Wednesday, February 8, 2012

Virtues and skills, optional and not

Being a coward is an unhappy fate, even if you know you will never need to face danger. Courage is worth having whether or not you ever use it. On the other hand, the ability to get to Waterloo Station seems to be a useless skill if you're never going to be in London.[note 1] Of course there may be some incidental value in being able to get to Waterloo Station (an eccentric employer whose formative experiences have been around Waterloo Station may require the ability of all her employees) but there could also be similar incidental value in being unable to get to Waterloo Station (maybe an eccentric employer who hates Waterloo Station uses a polygraph to rule out all employees who know how to get there). And it may also be that in gaining the skill of getting to Waterloo Station, one might gain some other useful skill, but that's incidental, too.

Now, maybe, there is some non-instrumental value in being able to get to Waterloo Station. I have a certain pull to say there is. But the following seems clear: there is nothing unfortunate about not being able to get to Waterloo Station, unless you need to get to Waterloo Station or something odd (like an eccentric employer story) is the case.

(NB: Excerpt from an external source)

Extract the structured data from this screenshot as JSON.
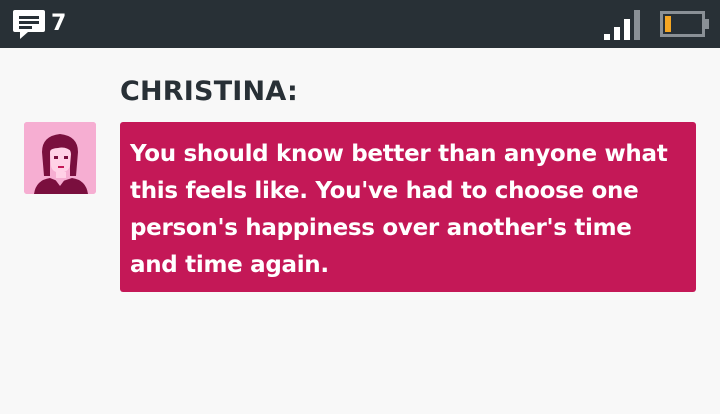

Are there any virtues that are like being able to get to Waterloo Station, so that it need not be unfortunate that one lacks them? Or is it a mark of a virtue that lacking it is unfortunate, no matter whether one needs to exercise the virtue or not? Let's call any virtues that it is not unfortunate to lack "optional virtues". Thus, virtues can be divided into the optional and non-optional. Plausibly, central general virtues like prudence, courage, patience, generosity and appropriate trust are non-optional. But there may be some optional virtues.

I don't know if there are any optional virtues. Maybe, though, there are some virtues that are tied to particular vocations that it is not unfortunate to lack if you don't have that vocation? I am not sure.

Interestingly, I am inclined to think there are also non-optional skills, skills which it is unfortunate to lack, whether or not you need to exercise them or not. For instance, it is unfortunate to lack interpersonal skills even if you are going to live on a desert island, for then you are lacking something centrally human. (It is, I think, unfortunate to lack legs even if you're going to spend the rest of your life in a coma. That's part of why it's wrong to steal a permanently comatose patients' legs.)

When I started writing this post, I thought that the question of what state is unfortunate to have might neatly delineate between virtues and skills. But I think it doesn't. It may be an orthogonal distinction.


Heath White said...

I am wondering how sharp the line is between virtues and skills.

For example: plausibly, the need to have others around, constantly, and the inability to be alone, is a vice or weakness. Some capacity for solitude is a virtue.

However, there are many stories of monks who meditate (East) or pray (West) in isolation for years at a time. I am fairly sure that most people would go insane under those conditions, as they do in solitary confinement. Do they lack a virtue, or a skill? And is this lack unfortunate or not? I'm not sure of the answer.

Alexander R Pruss said...

One thought I've seen from a monastic writer--probably Thomas Merton--is something like that one should not become a monk because one doesn't have a capacity for being with other people.

In my terminology, the point is: A capacity for doing well around others is a non-optional virtue. If you lack this virtue, you should not become a hermit, because becoming a hermit is not likely to develop it, and it is a non-optional virtue, so you should have it.

Heath White said...

Sorry, I was unclear. I meant: do those who lack the ability to live in isolation for years at a time lack a virtue? Lack a skill? Is it unfortunate? I dunno.

I agree that lacking the ability to associate well with others is to lack a virtue.

Alexander R Pruss said...

I think one difference is that a virtue includes a disposition to act appropriately in the relevant respect when it's called for. But a skill at most involves a disposition to act appropriately in the relevant respect when one so chooses.

The courageous person (typically) stands fast in the face of danger when this is called for. But a person who has the skill of standing on one foot may stand on one foot precisely when this is not called for.